Assignment -> Write down every entry once more, exactly as it reads.

Entries from a dataset of interfaces

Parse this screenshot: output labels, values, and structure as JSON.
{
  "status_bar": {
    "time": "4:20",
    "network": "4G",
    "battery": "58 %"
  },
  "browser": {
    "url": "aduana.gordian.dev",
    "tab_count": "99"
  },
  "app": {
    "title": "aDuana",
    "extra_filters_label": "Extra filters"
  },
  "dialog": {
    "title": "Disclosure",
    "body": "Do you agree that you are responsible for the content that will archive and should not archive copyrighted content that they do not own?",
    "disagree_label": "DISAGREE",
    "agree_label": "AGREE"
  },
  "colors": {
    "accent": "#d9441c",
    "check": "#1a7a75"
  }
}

Exercise answer ->
Parse this screenshot: output labels, values, and structure as JSON.
{
  "status_bar": {
    "time": "4:20",
    "network": "4G",
    "battery": "58 %"
  },
  "browser": {
    "url": "aduana.gordian.dev",
    "tab_count": "99"
  },
  "app": {
    "title": "aDuana",
    "extra_filters_label": "Extra filters"
  },
  "dialog": {
    "title": "Disclosure",
    "body": "Do you agree that you are responsible for the content that will archive and should not archive copyrighted content that they do not own?",
    "disagree_label": "DISAGREE",
    "agree_label": "AGREE"
  },
  "colors": {
    "accent": "#d9441c",
    "check": "#1a7a75"
  }
}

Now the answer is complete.